Why Henry Aaron is Still Overlooked

Henry Aaron turned 77 on Saturday. Somehow it seemed appropriate that Aaron’s birthday, as might be expected, was overshadowed by the centennial of Ronald Reagan’s birth. Aaron’s birthday receiving almost no attention demonstrates how the he remains bewilderingly underrated in his retirement, just as he was during his career. Aaron retired as the all time leader in home runs and RBIs and among the top three in hits. His career numbers of .305/.374/.555 were good for a career OPS+ of 155 which, while not in the same ballpark as Babe Ruth or Ted Williams, are still very good. These numbers are even more impressive because Aaron accumulated them over 23 seasons and 13,940 plate appearances. This latter number is the third most ever, but was good enough for first at the time Aaron retired. However, Aaron, who was overshadowed by Willie Mays for most of his career, is still oddly underrated by most casual students of baseball’s past.
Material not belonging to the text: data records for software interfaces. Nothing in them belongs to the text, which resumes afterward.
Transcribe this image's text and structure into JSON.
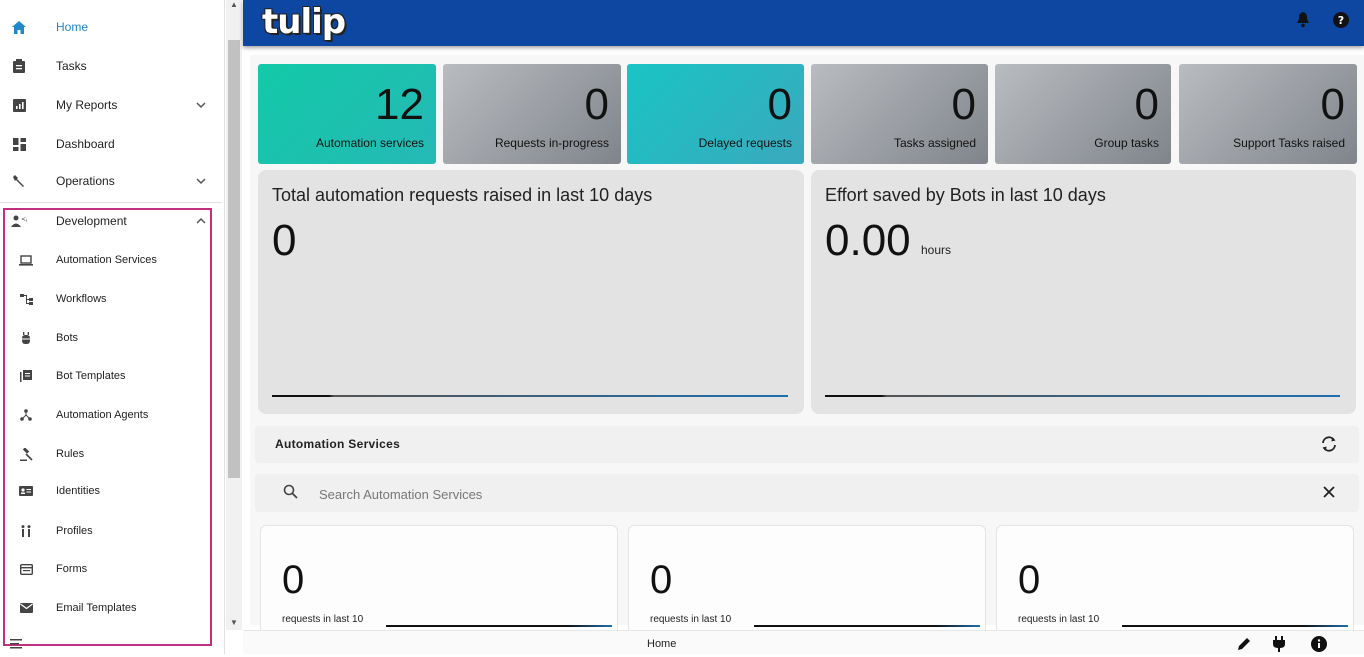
{
  "app": {
    "logo_text": "tulip",
    "footer_label": "Home"
  },
  "sidebar": {
    "items": [
      {
        "label": "Home",
        "icon": "home-icon",
        "active": true
      },
      {
        "label": "Tasks",
        "icon": "clipboard-icon"
      },
      {
        "label": "My Reports",
        "icon": "report-icon",
        "expandable": true
      },
      {
        "label": "Dashboard",
        "icon": "dashboard-icon"
      },
      {
        "label": "Operations",
        "icon": "wrench-icon",
        "expandable": true
      },
      {
        "label": "Development",
        "icon": "developer-icon",
        "expanded": true
      }
    ],
    "development_items": [
      {
        "label": "Automation Services",
        "icon": "laptop-icon"
      },
      {
        "label": "Workflows",
        "icon": "workflow-icon"
      },
      {
        "label": "Bots",
        "icon": "bot-icon"
      },
      {
        "label": "Bot Templates",
        "icon": "library-icon"
      },
      {
        "label": "Automation Agents",
        "icon": "hub-icon"
      },
      {
        "label": "Rules",
        "icon": "gavel-icon"
      },
      {
        "label": "Identities",
        "icon": "id-card-icon"
      },
      {
        "label": "Profiles",
        "icon": "people-icon"
      },
      {
        "label": "Forms",
        "icon": "form-icon"
      },
      {
        "label": "Email Templates",
        "icon": "mail-icon"
      }
    ]
  },
  "stats": [
    {
      "value": "12",
      "label": "Automation services",
      "style": "teal"
    },
    {
      "value": "0",
      "label": "Requests in-progress",
      "style": "grey"
    },
    {
      "value": "0",
      "label": "Delayed requests",
      "style": "teal"
    },
    {
      "value": "0",
      "label": "Tasks assigned",
      "style": "grey"
    },
    {
      "value": "0",
      "label": "Group tasks",
      "style": "grey"
    },
    {
      "value": "0",
      "label": "Support Tasks raised",
      "style": "grey"
    }
  ],
  "panels": {
    "requests": {
      "title": "Total automation requests raised in last 10 days",
      "value": "0"
    },
    "effort": {
      "title": "Effort saved by Bots in last 10 days",
      "value": "0.00",
      "unit": "hours"
    }
  },
  "services": {
    "title": "Automation Services",
    "search_placeholder": "Search Automation Services",
    "cards": [
      {
        "value": "0",
        "caption": "requests in last 10"
      },
      {
        "value": "0",
        "caption": "requests in last 10"
      },
      {
        "value": "0",
        "caption": "requests in last 10"
      }
    ]
  },
  "colors": {
    "topbar": "#0d47a1",
    "active": "#1e88c9",
    "highlight": "#c2307f",
    "teal": "#13c9a7",
    "grey": "#80858b"
  }
}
Aaron legacy is due to several things. After his fifth year he never appeared in the World Series again, only making one more post-season appearance in the 1969 NLCS. His style of play did not draw the attention of the media like that of contemporaries Willie Mays, Mickey Mantle or Jackie Robinson. He also was a little younger than Mays and Robinson so was not among the very first African American players to integrate the game, although he was the first African American star to play for a major league team in the Deep South. Most significantly, of course, Aaron spent his career playing in Milwaukee and Atlanta, both mid-sized media markets. It did not help that the Braves moved from Milwaukee to Atlanta midway through Aaron’s career thus forcing him to win the affection and loyalty of a whole new set of fans.

The first years of Aaron’s career were the tail end of the period when New York dominated baseball. The dominance of the Dodgers, Giants and Yankees between 1947-1957, a period when the three New York teams combined for ten World Series championships and sixteen pennants, has probably grown stronger in the decades since that time as many baseball historians have written extensively on those years. Casual baseball fans could be excused for thinking that there was no baseball outside of New York between 1947-1957; and most of the players from that era who are best remembered, including Mantle, Mays, Yogi Berra, Robinson, Pee Wee Reese or Duke Snider, played in New York. Even Ken Burns, devoted an entire inning of his nine, now ten, documentary on baseball to baseball in New York during those years. Fans who believe the media focuses too much on the Red Sox and Yankees today are right, but this pales compared to how most baseball historians focus on New York when looking at those years.

Outside of New York, there was a still a lot of good baseball and baseball players outside of New York. Ted Williams despite missing parts of three seasons during this period due to the Korean war was baseball’s best hitter from 1947-1957, hitting an extraordinary .348/.492/.644 over these 11 seasons. Neither the best NL player, Stan Musial, nor baseball’s best pitcher, Aaron’s teammate Warren Spahn, played for a New York team either during those years. Not surprisingly, Musial and Spahn also rank among baseball’s often overlooked all time greats.

The first few years of Aaron’s career were overshadowed by the New York baseball narrative, but that period came to an end when the Dodgers and Giants moved to California following the 1957 season. The Yankees continued to dominate the AL, but the center of gravity moved west with the Dodgers and Giants. In some ways 1958-1978 was the golden age of California baseball. During this 21 year period, California teams won six World Series and 11 pennants.

Aaron, of course, spent these years playing most of his games far from either California or New York. His extraordinary consistency, playing in 145 games or more every year from 1955-1970, a period when in his worst year he hit .276/.356/.539, ironically drew attention away from Aaron. Unlike contemporaries like triple crown winners Carl Yastrzemski, Mantle or Frank Robinson he never had a year in which he was perceived as absolutely dominating, but his career lacked the drama of, for example, Mantle’s battles with constant injuries or Sandy Koufax’s dominance followed by sudden retirement.

Aaron’s legacy is also evidence of the relationship between baseball and how we understand history. The 1950s were the last time hurrah of great northeastern cities like New York, Chicago, Boston and Philadelphia, who before the decade was through would lose a combined baseball teams. The 1960s was the time California began to rival New York and the rest of the east coast as a center of population, economy and culture. Aaron, who through circumstance and his style did little to draw attention to himself outside of his extraordinary and steady play on the field, does not fit into either of those broader story lines and has accordingly not always been recognized for being the historically great player he was.